What causes cancer? Science and medicine have been trying to answer this question for centuries. In the late 1800s, scientists observed that most tumors have an odd number of chromosomes. They thought this imbalance, called aneuploidy, may be a driving force in cancer development. Since then, technological advancements—and limitations—have pushed science in other directions. But now, thanks to experiments performed at Cold Spring Harbor Laboratory, cancer research could come full circle.
The experiments were led by Asad Lakhani, who recently graduated from the CSHL School of Biological Sciences, his doctoral advisor, Jason Sheltzer, and Vishruth Girish, a former CSHL research technician currently working on his M.D. and Ph.D. at Johns Hopkins University.
Now at Yale University, Sheltzer reflects on how cancer research has shifted focus over time. “Many early biologists thought aneuploidy caused cancer,” he says. “As the 20th century progressed, this view fell out of fashion. DNA sequencing found that tumors had mutations in individual genes, and cancer was attributed to these mutations. We still knew aneuploidy was present. It was just hard to study or manipulate, so it was treated like a bystander during cancer development.”
To settle once and for all whether aneuploidy was a mere bystander, the researchers came up with a new genome-editing technique on a scale never before achieved. Over the past decade, scientists have been able to delete individual genes or pieces of DNA using molecular “scissors” known as CRISPR. But with the new technique, called ReDACT (Restoring Disomy in Aneuploid cells using CRISPR Targeting), they can now slice off an entire arm of a chromosome. That could mean erasing over a thousand genes at once.
The team found that when aneuploidies are deleted from cancer cells, it cripples them. The malignant cells aren’t able to grow as fast and can no longer form tumors. “So, the aneuploidy in cancer cells isn’t just a bystander,” Sheltzer says. “It’s actually central for malignant growth, just like the 19th-century pathologists thought.”
Amazingly, ReDACT appears effective across a wide range of cancers, including breast, ovarian, and gastric cancer and melanoma. “We went at it in a cancer-agnostic manner,” explains Lakhani, now a postdoctoral researcher in CSHL Professor & HHMI Investigator Rob Martienssen’s lab. Lakhani says:
“We’ve made these tools publicly available. Hopefully, people will take these techniques and study their favorite chromosome, and will learn across all cancer types what the relative contribution of each aneuploidy is to tumor development. Perhaps that leads to more therapies.”
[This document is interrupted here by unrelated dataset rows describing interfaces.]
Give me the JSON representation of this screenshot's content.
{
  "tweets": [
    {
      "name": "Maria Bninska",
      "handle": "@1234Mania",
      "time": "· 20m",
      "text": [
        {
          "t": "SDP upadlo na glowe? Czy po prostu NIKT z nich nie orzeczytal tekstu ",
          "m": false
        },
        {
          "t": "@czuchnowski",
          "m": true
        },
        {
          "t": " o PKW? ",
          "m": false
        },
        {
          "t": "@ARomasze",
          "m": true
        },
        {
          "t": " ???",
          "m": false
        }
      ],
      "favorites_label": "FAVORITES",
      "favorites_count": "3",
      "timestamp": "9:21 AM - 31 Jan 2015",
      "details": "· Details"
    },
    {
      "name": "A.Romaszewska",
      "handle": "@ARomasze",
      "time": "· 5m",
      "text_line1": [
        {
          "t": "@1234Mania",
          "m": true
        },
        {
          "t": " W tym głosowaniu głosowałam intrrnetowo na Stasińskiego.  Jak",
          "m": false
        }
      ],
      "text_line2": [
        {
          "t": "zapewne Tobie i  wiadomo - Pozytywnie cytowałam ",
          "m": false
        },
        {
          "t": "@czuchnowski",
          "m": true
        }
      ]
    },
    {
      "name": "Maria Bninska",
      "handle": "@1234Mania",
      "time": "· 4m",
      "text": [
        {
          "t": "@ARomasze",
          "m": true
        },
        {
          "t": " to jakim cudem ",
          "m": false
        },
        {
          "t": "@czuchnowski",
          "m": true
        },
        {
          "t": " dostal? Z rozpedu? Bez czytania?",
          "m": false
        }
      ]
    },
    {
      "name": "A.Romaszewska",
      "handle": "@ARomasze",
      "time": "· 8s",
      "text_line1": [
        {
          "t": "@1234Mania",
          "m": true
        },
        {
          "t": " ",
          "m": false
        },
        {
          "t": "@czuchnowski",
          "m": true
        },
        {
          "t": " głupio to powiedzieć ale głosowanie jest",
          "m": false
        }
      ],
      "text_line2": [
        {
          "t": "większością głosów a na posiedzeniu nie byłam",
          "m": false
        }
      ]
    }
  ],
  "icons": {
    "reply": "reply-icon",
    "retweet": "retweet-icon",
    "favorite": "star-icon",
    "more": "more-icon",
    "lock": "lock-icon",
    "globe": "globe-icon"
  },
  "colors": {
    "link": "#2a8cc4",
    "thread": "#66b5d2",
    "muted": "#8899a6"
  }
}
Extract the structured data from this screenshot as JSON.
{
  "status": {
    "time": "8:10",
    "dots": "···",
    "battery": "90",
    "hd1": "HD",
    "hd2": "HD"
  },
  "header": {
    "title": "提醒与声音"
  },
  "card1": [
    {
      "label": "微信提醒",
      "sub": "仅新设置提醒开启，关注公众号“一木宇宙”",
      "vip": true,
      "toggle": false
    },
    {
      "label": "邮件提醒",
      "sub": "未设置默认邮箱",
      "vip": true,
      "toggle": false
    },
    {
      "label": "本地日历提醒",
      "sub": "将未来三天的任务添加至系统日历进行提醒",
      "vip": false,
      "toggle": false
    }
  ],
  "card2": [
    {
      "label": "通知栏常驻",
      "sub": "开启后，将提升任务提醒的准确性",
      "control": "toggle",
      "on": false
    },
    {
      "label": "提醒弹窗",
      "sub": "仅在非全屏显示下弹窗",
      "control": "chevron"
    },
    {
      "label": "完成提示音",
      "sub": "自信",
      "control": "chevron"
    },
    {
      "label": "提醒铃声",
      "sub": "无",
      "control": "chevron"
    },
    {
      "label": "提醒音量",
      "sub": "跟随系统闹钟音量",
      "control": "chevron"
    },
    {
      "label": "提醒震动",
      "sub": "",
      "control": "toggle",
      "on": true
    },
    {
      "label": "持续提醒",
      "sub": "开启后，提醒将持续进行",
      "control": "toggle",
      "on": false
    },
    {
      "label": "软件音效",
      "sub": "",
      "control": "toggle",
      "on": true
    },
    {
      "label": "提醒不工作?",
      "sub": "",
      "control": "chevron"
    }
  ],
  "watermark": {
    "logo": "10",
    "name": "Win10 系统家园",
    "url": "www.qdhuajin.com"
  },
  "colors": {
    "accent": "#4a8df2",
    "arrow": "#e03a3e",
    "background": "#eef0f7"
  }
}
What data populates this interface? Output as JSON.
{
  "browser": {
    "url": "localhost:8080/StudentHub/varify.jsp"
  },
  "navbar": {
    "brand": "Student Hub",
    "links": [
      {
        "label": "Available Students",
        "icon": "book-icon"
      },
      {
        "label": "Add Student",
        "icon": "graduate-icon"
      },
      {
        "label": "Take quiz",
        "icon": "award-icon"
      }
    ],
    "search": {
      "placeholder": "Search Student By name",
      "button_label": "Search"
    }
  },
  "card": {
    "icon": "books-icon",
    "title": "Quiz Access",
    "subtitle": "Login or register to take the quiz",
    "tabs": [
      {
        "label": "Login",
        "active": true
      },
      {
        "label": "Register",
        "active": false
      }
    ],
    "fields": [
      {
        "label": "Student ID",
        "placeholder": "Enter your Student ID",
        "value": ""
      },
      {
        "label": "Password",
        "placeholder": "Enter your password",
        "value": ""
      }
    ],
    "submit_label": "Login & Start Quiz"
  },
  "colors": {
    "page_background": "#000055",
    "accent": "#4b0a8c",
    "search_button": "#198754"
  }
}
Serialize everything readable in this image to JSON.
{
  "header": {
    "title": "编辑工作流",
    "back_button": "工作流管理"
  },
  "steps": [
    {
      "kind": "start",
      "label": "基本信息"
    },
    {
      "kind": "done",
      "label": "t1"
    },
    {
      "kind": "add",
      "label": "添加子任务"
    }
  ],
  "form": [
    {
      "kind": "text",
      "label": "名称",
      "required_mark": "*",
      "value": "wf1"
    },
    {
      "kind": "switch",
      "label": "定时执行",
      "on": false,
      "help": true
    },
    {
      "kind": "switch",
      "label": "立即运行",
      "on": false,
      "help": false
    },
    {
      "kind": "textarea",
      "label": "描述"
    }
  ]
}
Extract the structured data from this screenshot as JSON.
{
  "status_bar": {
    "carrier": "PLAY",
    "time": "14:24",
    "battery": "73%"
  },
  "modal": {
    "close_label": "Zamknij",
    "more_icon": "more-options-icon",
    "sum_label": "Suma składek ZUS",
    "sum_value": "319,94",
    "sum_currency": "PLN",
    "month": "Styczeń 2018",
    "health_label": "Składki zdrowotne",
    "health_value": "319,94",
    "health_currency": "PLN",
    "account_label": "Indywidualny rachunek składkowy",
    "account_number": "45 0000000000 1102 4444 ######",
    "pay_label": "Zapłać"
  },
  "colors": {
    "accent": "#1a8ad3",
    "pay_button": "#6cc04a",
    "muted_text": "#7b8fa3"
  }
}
Lakhani thinks this work could open the door to personalized cancer treatments. “You can imagine if patients exhibit an extra copy of a chromosome in their tumors, perhaps they’re more likely to respond to therapies,” he says, “as opposed to patients who have the same tumor but not an extra copy.” If proven, this hypothesis could help guide the future of cancer therapeutics.
CSHL has a long legacy of groundbreaking biology. With time, Lakhani, Sheltzer, and Girish’s work might yet go down as another major breakthrough. Beyond the annals of science, their discovery may someday lead to better outcomes for countless cancer patients. Such an achievement would be truly historic.